[PROBLEM DETAILS]:
The whole of the data is to be returned without a single change.

Data records
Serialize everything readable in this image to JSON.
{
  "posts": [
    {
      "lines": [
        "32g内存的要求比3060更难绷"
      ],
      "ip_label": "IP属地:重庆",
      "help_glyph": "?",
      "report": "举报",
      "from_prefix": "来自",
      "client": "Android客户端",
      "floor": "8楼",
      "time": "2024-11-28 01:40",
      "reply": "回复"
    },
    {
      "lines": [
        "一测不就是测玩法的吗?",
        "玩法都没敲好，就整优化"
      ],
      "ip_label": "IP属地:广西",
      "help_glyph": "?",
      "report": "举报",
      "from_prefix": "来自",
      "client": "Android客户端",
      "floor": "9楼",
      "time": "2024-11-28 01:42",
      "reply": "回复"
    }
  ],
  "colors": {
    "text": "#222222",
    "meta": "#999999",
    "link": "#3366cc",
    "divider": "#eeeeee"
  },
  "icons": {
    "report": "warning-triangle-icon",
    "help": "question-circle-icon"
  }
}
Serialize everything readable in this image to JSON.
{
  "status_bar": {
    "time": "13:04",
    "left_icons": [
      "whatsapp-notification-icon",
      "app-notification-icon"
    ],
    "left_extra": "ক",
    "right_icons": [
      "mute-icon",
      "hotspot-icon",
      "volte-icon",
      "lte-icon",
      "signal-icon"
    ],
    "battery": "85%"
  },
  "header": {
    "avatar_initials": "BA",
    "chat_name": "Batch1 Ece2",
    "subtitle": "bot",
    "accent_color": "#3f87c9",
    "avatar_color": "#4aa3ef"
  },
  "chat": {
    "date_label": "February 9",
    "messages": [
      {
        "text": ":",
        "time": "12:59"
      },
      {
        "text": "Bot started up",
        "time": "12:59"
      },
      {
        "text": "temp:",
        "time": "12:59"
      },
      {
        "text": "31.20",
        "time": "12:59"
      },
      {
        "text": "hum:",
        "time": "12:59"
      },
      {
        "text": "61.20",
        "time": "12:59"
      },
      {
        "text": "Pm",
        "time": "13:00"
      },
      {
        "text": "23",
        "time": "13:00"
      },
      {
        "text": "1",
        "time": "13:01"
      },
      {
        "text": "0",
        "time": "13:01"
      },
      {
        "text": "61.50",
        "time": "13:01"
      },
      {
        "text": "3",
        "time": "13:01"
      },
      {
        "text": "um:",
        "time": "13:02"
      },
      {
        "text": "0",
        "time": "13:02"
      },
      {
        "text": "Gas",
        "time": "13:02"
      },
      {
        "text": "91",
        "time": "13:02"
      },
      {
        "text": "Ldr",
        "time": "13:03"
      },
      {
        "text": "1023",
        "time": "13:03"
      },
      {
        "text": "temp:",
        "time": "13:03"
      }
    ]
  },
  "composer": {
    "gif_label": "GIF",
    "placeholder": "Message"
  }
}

[ANSWER SECTION]:
Serialize everything readable in this image to JSON.
{
  "posts": [
    {
      "lines": [
        "32g内存的要求比3060更难绷"
      ],
      "ip_label": "IP属地:重庆",
      "help_glyph": "?",
      "report": "举报",
      "from_prefix": "来自",
      "client": "Android客户端",
      "floor": "8楼",
      "time": "2024-11-28 01:40",
      "reply": "回复"
    },
    {
      "lines": [
        "一测不就是测玩法的吗?",
        "玩法都没敲好，就整优化"
      ],
      "ip_label": "IP属地:广西",
      "help_glyph": "?",
      "report": "举报",
      "from_prefix": "来自",
      "client": "Android客户端",
      "floor": "9楼",
      "time": "2024-11-28 01:42",
      "reply": "回复"
    }
  ],
  "colors": {
    "text": "#222222",
    "meta": "#999999",
    "link": "#3366cc",
    "divider": "#eeeeee"
  },
  "icons": {
    "report": "warning-triangle-icon",
    "help": "question-circle-icon"
  }
}
Serialize everything readable in this image to JSON.
{
  "status_bar": {
    "time": "13:04",
    "left_icons": [
      "whatsapp-notification-icon",
      "app-notification-icon"
    ],
    "left_extra": "ক",
    "right_icons": [
      "mute-icon",
      "hotspot-icon",
      "volte-icon",
      "lte-icon",
      "signal-icon"
    ],
    "battery": "85%"
  },
  "header": {
    "avatar_initials": "BA",
    "chat_name": "Batch1 Ece2",
    "subtitle": "bot",
    "accent_color": "#3f87c9",
    "avatar_color": "#4aa3ef"
  },
  "chat": {
    "date_label": "February 9",
    "messages": [
      {
        "text": ":",
        "time": "12:59"
      },
      {
        "text": "Bot started up",
        "time": "12:59"
      },
      {
        "text": "temp:",
        "time": "12:59"
      },
      {
        "text": "31.20",
        "time": "12:59"
      },
      {
        "text": "hum:",
        "time": "12:59"
      },
      {
        "text": "61.20",
        "time": "12:59"
      },
      {
        "text": "Pm",
        "time": "13:00"
      },
      {
        "text": "23",
        "time": "13:00"
      },
      {
        "text": "1",
        "time": "13:01"
      },
      {
        "text": "0",
        "time": "13:01"
      },
      {
        "text": "61.50",
        "time": "13:01"
      },
      {
        "text": "3",
        "time": "13:01"
      },
      {
        "text": "um:",
        "time": "13:02"
      },
      {
        "text": "0",
        "time": "13:02"
      },
      {
        "text": "Gas",
        "time": "13:02"
      },
      {
        "text": "91",
        "time": "13:02"
      },
      {
        "text": "Ldr",
        "time": "13:03"
      },
      {
        "text": "1023",
        "time": "13:03"
      },
      {
        "text": "temp:",
        "time": "13:03"
      }
    ]
  },
  "composer": {
    "gif_label": "GIF",
    "placeholder": "Message"
  }
}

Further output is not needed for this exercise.